ANZAC Day (25th April) is a nationwide day of commemoration for Australians and New Zealander's of the lives lost at war, especially the ANZAC’s (Australian and New Zealand Army Corp) of WWI.
The sweet ANZAC biscuits that we know and love today, originating from World War I, are in fact a derivative of the hard-tack soldier’s biscuit that was consumed in the battlefields. They are thought to have been carefully created by a team of women on the home-front who were searching for a solution to a biscuit that could be easily transportable to their men on the front line in care/comfort packs. It was important that the biscuits and its carefully selected ingredients didn’t spoil in the long voyage, were readily available and delivered nutrition, hence the inclusion of golden syrup and the exclusion of eggs traditionally used in biscuit cookery. The biscuits were then packed into tins, sometimes billy tea tins, to keep them airtight
To this day they represent more than a biscuit and a recipe as they are an iconic tradition that is passed down through the generations of Australians and New Zealanders, i.e. from mother to daughter, where the stories of our past are shared, and of the gentle reminder of the ANZAC legacy and spirit that is never to be forgotten – lest we forget.
You will need:
1 cup rolled oats (minute oats is fine)
1 cup plain flour
1/2 cup white sugar
3/4 cup dessicated coconut
2 tablespoons golden syrup
1/2 teaspoon bicarb soda
1 tablespoon very hot water
Preheat your oven to 160oC
Place the oats, flour, sugar and coconut in a bowl
In a separate small bowl place the butter and golden syrup and microwave on high for 1 minute
Mix the bicarb and hot water in a little cup or dish and pour in to the butter mixture - it will froth up all bubbly!
Pour this frothy mixture in to the dry ingredients and mix it all well together.
Roll tablespoon sized balls of the mix and gently press on your baking paper covered baking tray. Allow some room for the biscuits to spread.
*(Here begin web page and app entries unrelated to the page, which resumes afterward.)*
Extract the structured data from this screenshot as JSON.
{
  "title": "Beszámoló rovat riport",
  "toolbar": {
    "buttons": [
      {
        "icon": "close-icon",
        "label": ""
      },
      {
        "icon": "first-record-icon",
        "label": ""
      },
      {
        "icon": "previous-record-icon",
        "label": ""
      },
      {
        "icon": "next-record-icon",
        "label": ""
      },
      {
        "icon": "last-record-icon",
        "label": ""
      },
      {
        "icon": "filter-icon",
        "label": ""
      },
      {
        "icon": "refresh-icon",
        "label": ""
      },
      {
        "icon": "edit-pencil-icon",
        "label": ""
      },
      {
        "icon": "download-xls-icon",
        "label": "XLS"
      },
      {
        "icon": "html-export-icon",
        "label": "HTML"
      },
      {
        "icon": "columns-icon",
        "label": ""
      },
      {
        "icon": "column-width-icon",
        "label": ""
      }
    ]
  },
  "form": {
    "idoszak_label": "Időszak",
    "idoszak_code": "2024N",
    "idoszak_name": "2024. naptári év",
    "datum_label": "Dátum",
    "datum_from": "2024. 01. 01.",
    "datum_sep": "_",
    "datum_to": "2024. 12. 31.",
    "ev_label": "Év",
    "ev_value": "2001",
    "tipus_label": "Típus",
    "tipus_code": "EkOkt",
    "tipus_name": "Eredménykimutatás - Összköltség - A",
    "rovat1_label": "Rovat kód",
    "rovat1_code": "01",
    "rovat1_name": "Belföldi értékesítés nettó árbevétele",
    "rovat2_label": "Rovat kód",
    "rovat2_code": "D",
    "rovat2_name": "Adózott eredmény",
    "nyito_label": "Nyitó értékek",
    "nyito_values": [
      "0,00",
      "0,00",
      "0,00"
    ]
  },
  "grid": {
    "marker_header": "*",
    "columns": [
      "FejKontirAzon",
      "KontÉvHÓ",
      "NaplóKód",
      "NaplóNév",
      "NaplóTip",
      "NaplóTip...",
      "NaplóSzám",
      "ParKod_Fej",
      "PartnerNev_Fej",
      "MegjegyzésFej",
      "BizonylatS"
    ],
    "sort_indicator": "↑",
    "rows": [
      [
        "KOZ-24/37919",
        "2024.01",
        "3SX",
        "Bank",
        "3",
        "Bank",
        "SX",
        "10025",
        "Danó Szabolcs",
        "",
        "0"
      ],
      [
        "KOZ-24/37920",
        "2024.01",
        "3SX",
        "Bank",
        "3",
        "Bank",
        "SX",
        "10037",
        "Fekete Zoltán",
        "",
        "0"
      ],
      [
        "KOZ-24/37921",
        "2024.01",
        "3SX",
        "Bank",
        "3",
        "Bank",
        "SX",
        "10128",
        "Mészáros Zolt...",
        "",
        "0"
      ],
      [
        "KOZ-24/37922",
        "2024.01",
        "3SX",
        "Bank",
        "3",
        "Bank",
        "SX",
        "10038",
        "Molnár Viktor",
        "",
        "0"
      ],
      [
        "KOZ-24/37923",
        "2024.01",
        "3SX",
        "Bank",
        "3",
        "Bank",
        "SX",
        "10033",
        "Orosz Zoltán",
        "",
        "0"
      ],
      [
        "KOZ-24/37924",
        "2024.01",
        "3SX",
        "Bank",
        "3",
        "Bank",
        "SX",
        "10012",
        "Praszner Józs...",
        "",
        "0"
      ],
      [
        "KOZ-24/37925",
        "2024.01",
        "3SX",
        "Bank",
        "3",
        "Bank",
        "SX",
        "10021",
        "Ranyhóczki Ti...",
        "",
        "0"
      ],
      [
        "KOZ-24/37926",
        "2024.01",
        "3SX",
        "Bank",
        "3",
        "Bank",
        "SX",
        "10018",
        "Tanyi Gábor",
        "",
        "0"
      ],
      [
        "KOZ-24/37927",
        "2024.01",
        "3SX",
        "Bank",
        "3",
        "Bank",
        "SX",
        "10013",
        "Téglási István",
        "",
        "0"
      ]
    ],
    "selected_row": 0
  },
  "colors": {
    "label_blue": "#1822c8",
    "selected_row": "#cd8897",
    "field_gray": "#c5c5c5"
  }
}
Bake for 10 minutes or until golden brown.
Allow to cool on a wire rack.
Makes approx 2 dozen